After his arrest for holding up Bill's Cafe, Thompson sat in the Tombs waiting to be charged with armed robbery. Horace Stoneman, the Giants owner, flew in from San Francisco and played the Great White Father by bailing Thompson out, getting the judge to sentence him to a mere two years' probation. Of course, Horace Stoneman didn't offer him a job?just a get out-of-jail card. When asked why he would pull a stickup, Thompson said that he was going to use the money for a bus ticket out to Fresno, CA, to visit his sick mom. (Which he did, by the way.) By 1963, though, he was back at it and was busted in Houston for a $270 liquor-store heist. This was his seventh arrest, so Texas saw fit to give him a 10-year sentence.
He joined Alcoholics Anonymous in jail, and by all reports he was a model prisoner. He was paroled in 1967, but his freedom was short-lived, as in 1969 he suffered a seizure and died at the age of 43.
With the Mets opening this Wednesday in Tokyo, let's drag a skeleton out of their closet. In 1969, the Mets won the World Series, and it was called a miracle. Which it was?because if you took away their pitching, they weren't a very strong team.
Looking to repeat the miracle in 1970, they sent an unproven prospect called Amos Otis to Kansas City for a solid veteran named Joe Foy. On paper the deal looked great. The Mets were getting a Harlem son, who was 27 and had four solid big-league years behind him with the Red Sox and Royals. Foy was 6 feet tall, a solid 215 pounds and had enough power to sock 16 home runs in 1967. He was also a speed merchant, and in 1969 stole 37 bases.
But the trade turned into a bust. Amos Otis went on to have an all-star career with the Royals, while Foy was a one-year disaster for the Mets. Rumors circulated that, when Foy returned to New York City, he was treated like a returning prince and took advantage of all the town's temptations. The Mets dumped him on the Washington Senators; he played one year with them, then disappeared.

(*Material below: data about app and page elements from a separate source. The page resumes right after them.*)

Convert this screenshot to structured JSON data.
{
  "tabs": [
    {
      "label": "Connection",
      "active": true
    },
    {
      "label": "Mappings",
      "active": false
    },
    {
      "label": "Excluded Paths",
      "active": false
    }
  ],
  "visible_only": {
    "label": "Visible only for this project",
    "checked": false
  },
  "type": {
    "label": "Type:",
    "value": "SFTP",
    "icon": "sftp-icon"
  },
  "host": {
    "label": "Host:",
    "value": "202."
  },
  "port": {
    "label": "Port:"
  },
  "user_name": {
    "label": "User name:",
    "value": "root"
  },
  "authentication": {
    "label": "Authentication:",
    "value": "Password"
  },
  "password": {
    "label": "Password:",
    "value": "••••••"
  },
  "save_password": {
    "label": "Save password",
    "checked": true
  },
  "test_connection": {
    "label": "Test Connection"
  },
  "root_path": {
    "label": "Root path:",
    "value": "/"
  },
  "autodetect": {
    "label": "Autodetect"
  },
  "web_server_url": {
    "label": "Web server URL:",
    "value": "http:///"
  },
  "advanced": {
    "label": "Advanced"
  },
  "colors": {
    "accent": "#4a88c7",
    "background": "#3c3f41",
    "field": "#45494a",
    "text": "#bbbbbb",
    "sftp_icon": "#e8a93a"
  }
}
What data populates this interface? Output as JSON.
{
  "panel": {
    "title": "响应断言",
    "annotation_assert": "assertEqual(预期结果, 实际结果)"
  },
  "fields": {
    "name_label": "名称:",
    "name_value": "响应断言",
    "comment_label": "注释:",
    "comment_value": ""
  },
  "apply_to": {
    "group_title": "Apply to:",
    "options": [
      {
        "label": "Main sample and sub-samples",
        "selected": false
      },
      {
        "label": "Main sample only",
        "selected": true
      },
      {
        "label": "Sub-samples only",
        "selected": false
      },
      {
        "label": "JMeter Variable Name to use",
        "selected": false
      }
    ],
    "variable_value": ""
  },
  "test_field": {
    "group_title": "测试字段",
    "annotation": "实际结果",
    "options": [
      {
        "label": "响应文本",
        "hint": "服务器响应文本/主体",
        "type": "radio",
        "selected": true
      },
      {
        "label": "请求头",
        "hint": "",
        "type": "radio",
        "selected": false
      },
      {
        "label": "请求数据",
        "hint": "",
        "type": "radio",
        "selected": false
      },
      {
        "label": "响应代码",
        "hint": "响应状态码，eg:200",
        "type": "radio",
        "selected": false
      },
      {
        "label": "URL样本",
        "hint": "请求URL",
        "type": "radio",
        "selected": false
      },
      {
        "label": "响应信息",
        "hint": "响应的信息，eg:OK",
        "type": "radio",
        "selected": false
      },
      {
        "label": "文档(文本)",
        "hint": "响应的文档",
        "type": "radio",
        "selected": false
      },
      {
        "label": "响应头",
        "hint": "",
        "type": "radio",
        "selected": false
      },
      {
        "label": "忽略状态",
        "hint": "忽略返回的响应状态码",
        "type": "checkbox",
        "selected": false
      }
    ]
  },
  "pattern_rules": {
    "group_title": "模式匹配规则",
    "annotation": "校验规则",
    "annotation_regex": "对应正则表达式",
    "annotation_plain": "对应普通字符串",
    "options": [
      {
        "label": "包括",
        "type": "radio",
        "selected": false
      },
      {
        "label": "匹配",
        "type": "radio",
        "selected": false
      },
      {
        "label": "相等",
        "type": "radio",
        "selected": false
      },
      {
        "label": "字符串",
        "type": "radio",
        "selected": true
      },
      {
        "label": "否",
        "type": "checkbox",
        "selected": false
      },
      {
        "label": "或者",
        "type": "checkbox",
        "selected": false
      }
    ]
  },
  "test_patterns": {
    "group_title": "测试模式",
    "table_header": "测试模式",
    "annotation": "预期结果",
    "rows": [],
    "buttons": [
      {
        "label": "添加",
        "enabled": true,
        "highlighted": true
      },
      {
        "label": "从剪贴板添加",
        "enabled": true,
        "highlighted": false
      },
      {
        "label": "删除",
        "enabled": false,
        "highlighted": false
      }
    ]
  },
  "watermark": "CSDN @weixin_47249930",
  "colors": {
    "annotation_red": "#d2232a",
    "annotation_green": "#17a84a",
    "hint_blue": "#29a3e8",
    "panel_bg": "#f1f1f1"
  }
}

Around 1980 rumors floated around that Joe Foy was hanging out on the Bowery, panhandling and washing windshields with a dirty towel. It might have been all hearsay. Still, whenever I was in that part of town back in those days, I always went out of my way to notice if there were any tall black beggars around, both hoping and fearing that one of them would be Foy.
When he died in 1989 from a heart attack, at the age of 46, Foy's obituary said only that he lived in the Bronx and owned a liquor store. Foy joined a tradition of forgotten, fallen ballplayers.
Happy opening day, suckers.